**What needs to be done**
Return all lines in the data where the string "this" can be found.

**Provided records**
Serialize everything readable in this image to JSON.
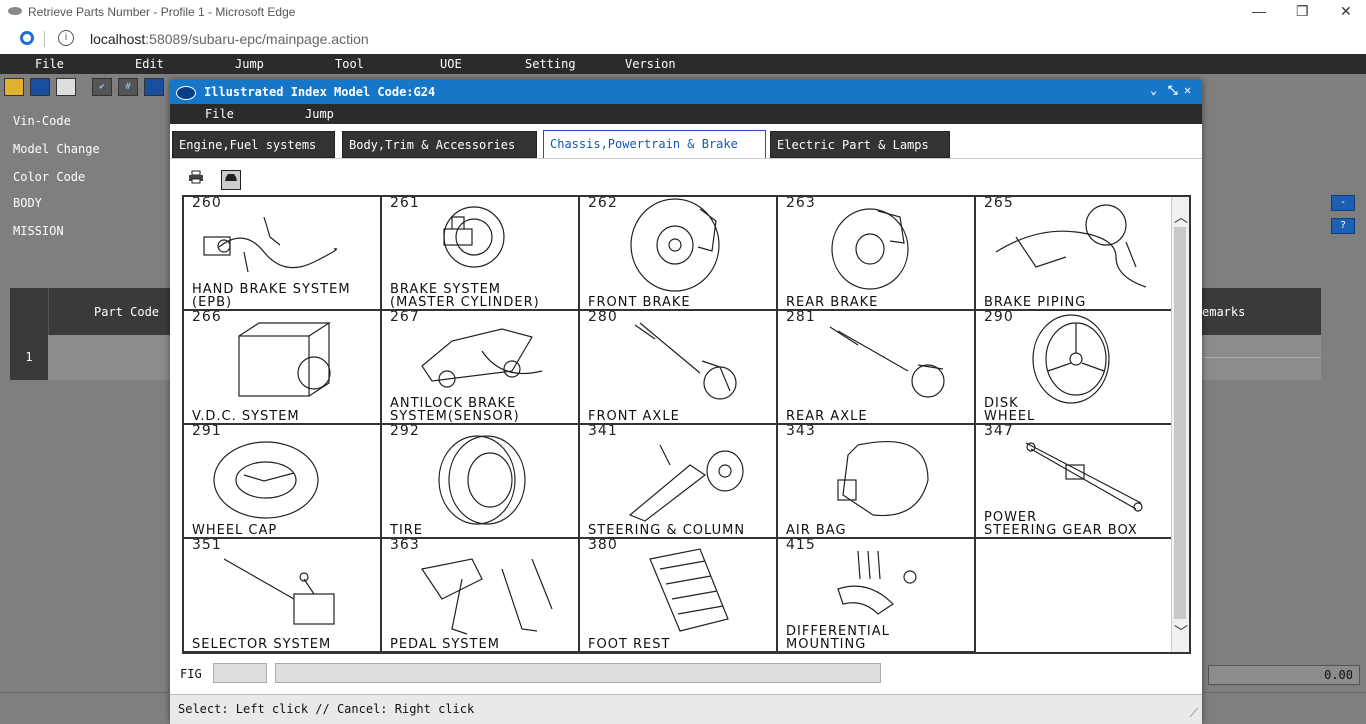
{
  "browser": {
    "title": "Retrieve Parts Number - Profile 1 - Microsoft Edge",
    "url_host": "localhost",
    "url_rest": ":58089/subaru-epc/mainpage.action",
    "controls": [
      "—",
      "❐",
      "✕"
    ]
  },
  "app_menu": [
    "File",
    "Edit",
    "Jump",
    "Tool",
    "UOE",
    "Setting",
    "Version"
  ],
  "toolbar_icons": [
    "open-folder-icon",
    "save-icon",
    "print-icon",
    "check-icon",
    "number-icon",
    "save-as-icon"
  ],
  "sidebar": [
    "Vin-Code",
    "Model Change",
    "Color Code",
    "BODY",
    "MISSION"
  ],
  "bg_table": {
    "header_part_code": "Part Code",
    "header_remarks": "emarks",
    "row_number": "1"
  },
  "right_buttons": [
    "-",
    "?"
  ],
  "total_value": "0.00",
  "dialog": {
    "title": "Illustrated Index Model Code:G24",
    "title_controls": [
      "⌄",
      "⤡",
      "✕"
    ],
    "menu": [
      "File",
      "Jump"
    ],
    "tabs": [
      {
        "label": "Engine,Fuel systems",
        "active": false
      },
      {
        "label": "Body,Trim & Accessories",
        "active": false
      },
      {
        "label": "Chassis,Powertrain & Brake",
        "active": true
      },
      {
        "label": "Electric Part & Lamps",
        "active": false
      }
    ],
    "tools": [
      "print-icon",
      "car-icon"
    ],
    "items": [
      {
        "num": "260",
        "label": "HAND BRAKE SYSTEM\n(EPB)"
      },
      {
        "num": "261",
        "label": "BRAKE SYSTEM\n(MASTER CYLINDER)"
      },
      {
        "num": "262",
        "label": "FRONT BRAKE"
      },
      {
        "num": "263",
        "label": "REAR BRAKE"
      },
      {
        "num": "265",
        "label": "BRAKE PIPING"
      },
      {
        "num": "266",
        "label": "V.D.C. SYSTEM"
      },
      {
        "num": "267",
        "label": "ANTILOCK BRAKE\nSYSTEM(SENSOR)"
      },
      {
        "num": "280",
        "label": "FRONT AXLE"
      },
      {
        "num": "281",
        "label": "REAR AXLE"
      },
      {
        "num": "290",
        "label": "DISK\nWHEEL"
      },
      {
        "num": "291",
        "label": "WHEEL CAP"
      },
      {
        "num": "292",
        "label": "TIRE"
      },
      {
        "num": "341",
        "label": "STEERING & COLUMN"
      },
      {
        "num": "343",
        "label": "AIR BAG"
      },
      {
        "num": "347",
        "label": "POWER\nSTEERING GEAR BOX"
      },
      {
        "num": "351",
        "label": "SELECTOR SYSTEM"
      },
      {
        "num": "363",
        "label": "PEDAL SYSTEM"
      },
      {
        "num": "380",
        "label": "FOOT REST"
      },
      {
        "num": "415",
        "label": "DIFFERENTIAL\nMOUNTING"
      },
      {
        "num": "",
        "label": ""
      }
    ],
    "fig_label": "FIG",
    "status": "Select: Left click // Cancel: Right click"
  }
}
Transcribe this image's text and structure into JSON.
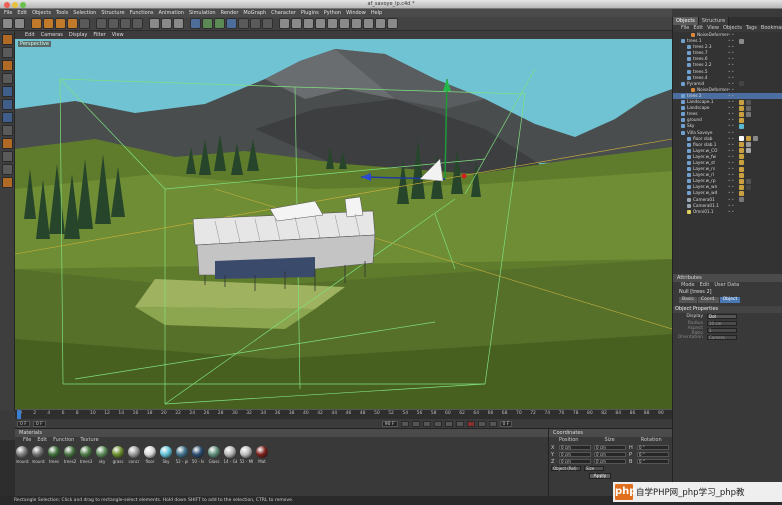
{
  "window": {
    "title": "af_savoye_lp.c4d *"
  },
  "menu": [
    "File",
    "Edit",
    "Objects",
    "Tools",
    "Selection",
    "Structure",
    "Functions",
    "Animation",
    "Simulation",
    "Render",
    "MoGraph",
    "Character",
    "Plugins",
    "Python",
    "Window",
    "Help"
  ],
  "viewport": {
    "menu": [
      "Edit",
      "Cameras",
      "Display",
      "Filter",
      "View"
    ],
    "camera_label": "Perspective"
  },
  "timeline": {
    "ticks": [
      "0",
      "2",
      "4",
      "6",
      "8",
      "10",
      "12",
      "14",
      "16",
      "18",
      "20",
      "22",
      "24",
      "26",
      "28",
      "30",
      "32",
      "34",
      "36",
      "38",
      "40",
      "42",
      "44",
      "46",
      "48",
      "50",
      "52",
      "54",
      "56",
      "58",
      "60",
      "62",
      "64",
      "66",
      "68",
      "70",
      "72",
      "74",
      "76",
      "78",
      "80",
      "82",
      "84",
      "86",
      "88",
      "90"
    ],
    "current_frame": "0 F",
    "start": "0 F",
    "end": "90 F",
    "fps": "0 F"
  },
  "materials": {
    "title": "Materials",
    "menu": [
      "File",
      "Edit",
      "Function",
      "Texture"
    ],
    "items": [
      {
        "label": "mounta",
        "color": "#7d7d7d"
      },
      {
        "label": "mounta",
        "color": "#6f6f6f"
      },
      {
        "label": "trees",
        "color": "#3d6e3a"
      },
      {
        "label": "trees2",
        "color": "#46703f"
      },
      {
        "label": "trees3",
        "color": "#4d7a45"
      },
      {
        "label": "sky",
        "color": "#5a8a57"
      },
      {
        "label": "grass",
        "color": "#6a8e2d"
      },
      {
        "label": "concr",
        "color": "#9a9a9a"
      },
      {
        "label": "floor",
        "color": "#d8d8d8"
      },
      {
        "label": "Sky",
        "color": "#61c3d8"
      },
      {
        "label": "52 - pi",
        "color": "#3f6f8a"
      },
      {
        "label": "50 - Is",
        "color": "#2a4d6e"
      },
      {
        "label": "Glass",
        "color": "#5f8f7a"
      },
      {
        "label": "14 - Gk",
        "color": "#b8b8b8"
      },
      {
        "label": "52 - Mt",
        "color": "#bdbdbd"
      },
      {
        "label": "Mat",
        "color": "#7a1f1a"
      }
    ]
  },
  "coordinates": {
    "title": "Coordinates",
    "headers": [
      "Position",
      "Size",
      "Rotation"
    ],
    "rows": [
      {
        "axis": "X",
        "pos": "0 cm",
        "size": "0 cm",
        "rot_axis": "H",
        "rot": "0 °"
      },
      {
        "axis": "Y",
        "pos": "0 cm",
        "size": "0 cm",
        "rot_axis": "P",
        "rot": "0 °"
      },
      {
        "axis": "Z",
        "pos": "0 cm",
        "size": "0 cm",
        "rot_axis": "B",
        "rot": "0 °"
      }
    ],
    "mode": "Object (Rel)",
    "size_mode": "Size",
    "apply": "Apply"
  },
  "status": "Rectangle Selection: Click and drag to rectangle-select elements. Hold down SHIFT to add to the selection, CTRL to remove.",
  "objects_panel": {
    "tabs": [
      "Objects",
      "Structure"
    ],
    "menu": [
      "File",
      "Edit",
      "View",
      "Objects",
      "Tags",
      "Bookmarks"
    ],
    "tree": [
      {
        "name": "NoiseDeformer",
        "indent": 18,
        "icon": "#d9873a",
        "sel": false,
        "tags": []
      },
      {
        "name": "trees 1",
        "indent": 8,
        "icon": "#6fa0d0",
        "sel": false,
        "tags": [
          "#8a8a8a"
        ]
      },
      {
        "name": "trees 2.3",
        "indent": 14,
        "icon": "#6fa0d0",
        "sel": false,
        "tags": []
      },
      {
        "name": "trees.7",
        "indent": 14,
        "icon": "#6fa0d0",
        "sel": false,
        "tags": []
      },
      {
        "name": "trees.6",
        "indent": 14,
        "icon": "#6fa0d0",
        "sel": false,
        "tags": []
      },
      {
        "name": "trees 2.2",
        "indent": 14,
        "icon": "#6fa0d0",
        "sel": false,
        "tags": []
      },
      {
        "name": "trees.5",
        "indent": 14,
        "icon": "#6fa0d0",
        "sel": false,
        "tags": []
      },
      {
        "name": "trees.4",
        "indent": 14,
        "icon": "#6fa0d0",
        "sel": false,
        "tags": []
      },
      {
        "name": "Pyramid",
        "indent": 8,
        "icon": "#6fa0d0",
        "sel": false,
        "tags": [
          "#444444"
        ]
      },
      {
        "name": "NoiseDeformer",
        "indent": 18,
        "icon": "#d9873a",
        "sel": false,
        "tags": []
      },
      {
        "name": "trees 2",
        "indent": 8,
        "icon": "#6fa0d0",
        "sel": true,
        "tags": []
      },
      {
        "name": "Landscape.1",
        "indent": 8,
        "icon": "#6fa0d0",
        "sel": false,
        "tags": [
          "#c9a040",
          "#555555"
        ]
      },
      {
        "name": "Landscape",
        "indent": 8,
        "icon": "#6fa0d0",
        "sel": false,
        "tags": [
          "#c9a040",
          "#666666"
        ]
      },
      {
        "name": "trees",
        "indent": 8,
        "icon": "#6fa0d0",
        "sel": false,
        "tags": [
          "#c9a040",
          "#777777"
        ]
      },
      {
        "name": "ground",
        "indent": 8,
        "icon": "#6fa0d0",
        "sel": false,
        "tags": [
          "#c9a040"
        ]
      },
      {
        "name": "Sky",
        "indent": 8,
        "icon": "#6fa0d0",
        "sel": false,
        "tags": [
          "#5ab7d0"
        ]
      },
      {
        "name": "Villa Savoye",
        "indent": 8,
        "icon": "#6fa0d0",
        "sel": false,
        "tags": []
      },
      {
        "name": "floor slab",
        "indent": 14,
        "icon": "#6fa0d0",
        "sel": false,
        "tags": [
          "#ffffff",
          "#c9a040",
          "#888888"
        ]
      },
      {
        "name": "floor slab.1",
        "indent": 14,
        "icon": "#6fa0d0",
        "sel": false,
        "tags": [
          "#c9a040",
          "#999999"
        ]
      },
      {
        "name": "Layer.w_CO",
        "indent": 14,
        "icon": "#6fa0d0",
        "sel": false,
        "tags": [
          "#c9a040",
          "#aaaaaa"
        ]
      },
      {
        "name": "Layer.w_fw",
        "indent": 14,
        "icon": "#6fa0d0",
        "sel": false,
        "tags": [
          "#c9a040"
        ]
      },
      {
        "name": "Layer.w_st",
        "indent": 14,
        "icon": "#6fa0d0",
        "sel": false,
        "tags": [
          "#c9a040"
        ]
      },
      {
        "name": "Layer.w_rs",
        "indent": 14,
        "icon": "#6fa0d0",
        "sel": false,
        "tags": [
          "#c9a040"
        ]
      },
      {
        "name": "Layer.w_rl",
        "indent": 14,
        "icon": "#6fa0d0",
        "sel": false,
        "tags": [
          "#c9a040"
        ]
      },
      {
        "name": "Layer.w_rp",
        "indent": 14,
        "icon": "#6fa0d0",
        "sel": false,
        "tags": [
          "#c9a040",
          "#555555"
        ]
      },
      {
        "name": "Layer.w_wn",
        "indent": 14,
        "icon": "#6fa0d0",
        "sel": false,
        "tags": [
          "#c9a040",
          "#444444"
        ]
      },
      {
        "name": "Layer.w_wd",
        "indent": 14,
        "icon": "#6fa0d0",
        "sel": false,
        "tags": [
          "#c9a040",
          "#333333"
        ]
      },
      {
        "name": "Camera01",
        "indent": 14,
        "icon": "#9aa4b0",
        "sel": false,
        "tags": [
          "#777777"
        ]
      },
      {
        "name": "Camera01.1",
        "indent": 14,
        "icon": "#9aa4b0",
        "sel": false,
        "tags": []
      },
      {
        "name": "Omni01.1",
        "indent": 14,
        "icon": "#e0d060",
        "sel": false,
        "tags": []
      }
    ]
  },
  "attributes": {
    "title": "Attributes",
    "menu": [
      "Mode",
      "Edit",
      "User Data"
    ],
    "object_name": "Null [trees 2]",
    "tabs": [
      "Basic",
      "Coord.",
      "Object"
    ],
    "section": "Object Properties",
    "props": [
      {
        "label": "Display",
        "value": "Dot",
        "dim": false
      },
      {
        "label": "Radius",
        "value": "10 cm",
        "dim": true
      },
      {
        "label": "Aspect Ratio",
        "value": "1",
        "dim": true
      },
      {
        "label": "Orientation",
        "value": "Camera",
        "dim": true
      }
    ]
  },
  "watermark": {
    "logo": "php",
    "text": "自学PHP网_php学习_php教"
  },
  "colors": {
    "sky": "#6fc3d2",
    "grass": "#6a8a30",
    "accent": "#4a78b5"
  }
}
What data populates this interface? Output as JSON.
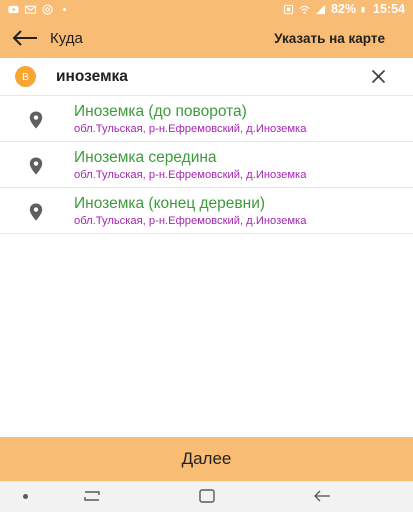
{
  "status_bar": {
    "battery": "82%",
    "time": "15:54",
    "left_icons": [
      "youtube-icon",
      "mail-icon",
      "at-icon",
      "more-dots-icon"
    ],
    "right_icons": [
      "nfc-icon",
      "wifi-icon",
      "signal-icon",
      "battery-icon"
    ]
  },
  "app_bar": {
    "back_icon": "arrow-left-icon",
    "title": "Куда",
    "map_link": "Указать на карте"
  },
  "search": {
    "badge": "B",
    "value": "иноземка",
    "clear_icon": "close-icon"
  },
  "results": [
    {
      "name": "Иноземка (до поворота)",
      "address": "обл.Тульская, р-н.Ефремовский, д.Иноземка",
      "icon": "location-pin-icon"
    },
    {
      "name": "Иноземка середина",
      "address": "обл.Тульская, р-н.Ефремовский, д.Иноземка",
      "icon": "location-pin-icon"
    },
    {
      "name": "Иноземка (конец деревни)",
      "address": "обл.Тульская, р-н.Ефремовский, д.Иноземка",
      "icon": "location-pin-icon"
    }
  ],
  "next_button": {
    "label": "Далее"
  },
  "nav_bar": {
    "icons": [
      "dot-icon",
      "recent-apps-icon",
      "home-icon",
      "back-icon"
    ]
  },
  "colors": {
    "accent": "#f9bc74",
    "badge": "#f7a632",
    "result_name": "#3e9b3c",
    "result_address": "#a526b3"
  }
}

**Exercise response**
Serialize everything readable in this image to JSON.
Transcribe this image's text and structure into JSON.
What data populates this interface? Output as JSON.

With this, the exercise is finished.